Qatar’s Foreign Minister expressed his concern over King Salman’s letter to French President Emmanuel Macron, in which the Saudi monarch threatened military action against Qatar. In an interview with Al Jazeera, Qatar’s Foreign Minister Sheikh Mohammed bin Abdulrahman Al Thani stated that he did not believe the Saudi threat to be serious. However, he criticized the panic inducing disturbance caused by the letter. There is no serious military threat out of this, but the way it is being used to justify or to create a disturbance in the region is just unacceptable,” he said. “There is no legitimate grievance behind this letter and threatening Qatar.”

Imprisoned Shiite leader acquitted in Bahrain spy case

A Bahraini opposition leader was formally acquitted of espionage charges, marking a distinctive win for the country’s political opposition and activist groups. The accused, namely, Shiite cleric, Sheikh Ali Salman, was the leader of the nation’s largest opposition party, Al-Wefaq and had played a prominent role in the country’s Arab Spring demonstrations in 2011. However according to Sayed Ahmed Alwadaei, the director of advocacy at the Bahrain Institute for Rights and Democracy, the victory of acquittal is not enough: “Despite his acquittal, Sheikh Salman will continue to languish in Jaw Prison for exercising his right to freedom of expression.” The charges against Salman were linked to recorded telephone calls between Salman and Qatar’s former prime minister, Sheikh Hamad bin Jassim Al Thani, during the 2011 protests.

Saudi driving ban ends

Saudi Arabia’s ban on female drivers ended as a result of reforms pushed by Crown Prince Mohammed bin Salman. The historic move marked a pivotal moment in the young monarch’s bid to diversify the Saudi economy and to boost foreign investment.

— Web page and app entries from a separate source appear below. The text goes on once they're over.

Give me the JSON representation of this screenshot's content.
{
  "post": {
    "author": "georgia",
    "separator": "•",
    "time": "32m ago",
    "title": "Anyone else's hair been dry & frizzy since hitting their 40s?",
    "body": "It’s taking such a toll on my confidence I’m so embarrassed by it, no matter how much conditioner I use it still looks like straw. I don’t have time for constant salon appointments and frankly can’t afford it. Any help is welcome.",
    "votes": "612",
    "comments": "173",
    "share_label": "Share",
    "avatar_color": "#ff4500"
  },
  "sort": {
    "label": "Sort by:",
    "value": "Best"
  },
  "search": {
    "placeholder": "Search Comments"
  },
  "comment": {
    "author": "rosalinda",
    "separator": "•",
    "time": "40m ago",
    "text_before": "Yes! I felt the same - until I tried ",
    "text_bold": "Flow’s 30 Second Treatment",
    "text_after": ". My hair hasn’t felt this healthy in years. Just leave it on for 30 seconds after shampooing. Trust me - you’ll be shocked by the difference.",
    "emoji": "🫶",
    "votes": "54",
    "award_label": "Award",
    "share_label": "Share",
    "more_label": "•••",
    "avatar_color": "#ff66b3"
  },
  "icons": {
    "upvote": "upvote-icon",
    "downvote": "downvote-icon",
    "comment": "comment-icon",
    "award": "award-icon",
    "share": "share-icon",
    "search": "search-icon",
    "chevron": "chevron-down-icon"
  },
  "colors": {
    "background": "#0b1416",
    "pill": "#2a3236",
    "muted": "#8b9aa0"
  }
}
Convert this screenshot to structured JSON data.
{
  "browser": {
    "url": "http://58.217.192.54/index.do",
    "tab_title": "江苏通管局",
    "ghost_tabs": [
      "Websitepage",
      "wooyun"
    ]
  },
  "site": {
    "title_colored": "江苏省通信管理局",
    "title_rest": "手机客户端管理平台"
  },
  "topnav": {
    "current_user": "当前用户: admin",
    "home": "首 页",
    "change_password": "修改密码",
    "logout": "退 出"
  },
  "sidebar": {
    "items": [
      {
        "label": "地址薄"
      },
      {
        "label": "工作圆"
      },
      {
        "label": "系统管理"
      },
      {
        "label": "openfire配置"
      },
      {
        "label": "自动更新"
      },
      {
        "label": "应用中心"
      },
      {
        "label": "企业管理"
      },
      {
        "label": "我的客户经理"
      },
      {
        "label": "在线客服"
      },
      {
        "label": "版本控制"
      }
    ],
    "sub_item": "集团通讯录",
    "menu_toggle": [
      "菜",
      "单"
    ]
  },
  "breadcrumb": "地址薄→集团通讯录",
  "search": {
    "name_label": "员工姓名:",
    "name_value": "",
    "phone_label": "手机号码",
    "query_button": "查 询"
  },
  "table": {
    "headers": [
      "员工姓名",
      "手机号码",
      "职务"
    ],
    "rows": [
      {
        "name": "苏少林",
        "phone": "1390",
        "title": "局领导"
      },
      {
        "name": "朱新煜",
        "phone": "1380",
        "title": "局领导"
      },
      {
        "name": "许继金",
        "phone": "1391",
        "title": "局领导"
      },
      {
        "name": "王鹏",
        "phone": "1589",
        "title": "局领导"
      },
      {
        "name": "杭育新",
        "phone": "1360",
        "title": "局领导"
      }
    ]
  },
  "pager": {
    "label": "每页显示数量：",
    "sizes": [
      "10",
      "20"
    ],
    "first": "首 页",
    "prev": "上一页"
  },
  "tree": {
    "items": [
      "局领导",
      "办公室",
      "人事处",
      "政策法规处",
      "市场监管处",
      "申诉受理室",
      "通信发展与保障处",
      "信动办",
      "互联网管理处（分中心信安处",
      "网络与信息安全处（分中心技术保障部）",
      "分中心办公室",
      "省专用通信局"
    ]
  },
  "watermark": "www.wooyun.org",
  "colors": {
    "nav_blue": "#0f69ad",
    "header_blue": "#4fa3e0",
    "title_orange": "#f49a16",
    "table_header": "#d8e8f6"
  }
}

UAE addresses Qatar’s discrimination lawsuit at UN high court

The United Arab Emirates challenged Qatar’s discrimination lawsuit before the UN’s International Court of Justice on Thursday, June 28. The UAE’s defense team alleged that there was substantial evidence of Doha’s, “support of terrorism, its interference in the affairs of its neighbors and its distribution of hate speech.” During the court session, one of the UAE’s official representatives contradicted the UAE Foreign Ministry’s 2017 directives regarding the expulsion of Qatari citizens from the UAE. According to Saeed Ali al-Nuwais, the UAE’s ambassador to the Netherlands, “The UAE completely rejects these allegations, all of which are without any merit.”

Earlier in June, Qatar filed a lawsuit accusing the UAE of the mass expulsion of Qataris, a move considered to be a violation of the obligatory statutes of the International Convention on the Elimination of All Forms of Racial Discrimination.

Yemeni government and Houthis agree to UN-sponsored negotiation talks

On Thursday June 28, U.N. special envoy Martin Griffiths announced plans for negotiation talks between Yemen’s warring parties. After a two-year break in negotiations, the Houthis and the Saudi-backed government coalition both confirmed their willingness to participate. Leading up to this announcement, Griffiths had already been in contact with both parties in order to discuss the situation in Hodeida. Earlier in June, the Saudi-led security forces launched an offensive to seize Hodeida. The fighting has unfolded both within and across the city’s airport, which has left millions of Yemeni citizens vulnerable to mass starvation. The Houthis agreed to have the U.N. supervise Hodeida’s port, pending an “overall ceasefire,” which was also accepted by Yemeni government forces. According to Griffiths, the U. N’s management role will begin once a formal agreement has been set in place.

Trump mounts pressure on Saudi Arabia to increase oil production

U.S President Donald Trump tweeted that he had orchestrated an increase in oil production in his talks with Saudi Arabia’s King Salman. The declaration came after President Trump’s continued efforts to pressure the Organization of the Petroleum Exporting Countries (OPEC) into increasing oil supplies. According to The New York Times, the Trump administration, “has been signaling that it wants to take much of Iran’s oil exports off the market.” Analysts expressed that the strategy of increased oil production from Saudi Arabia is crucial to the Trump administration’s containment of Iran and to securing some stability in oil prices.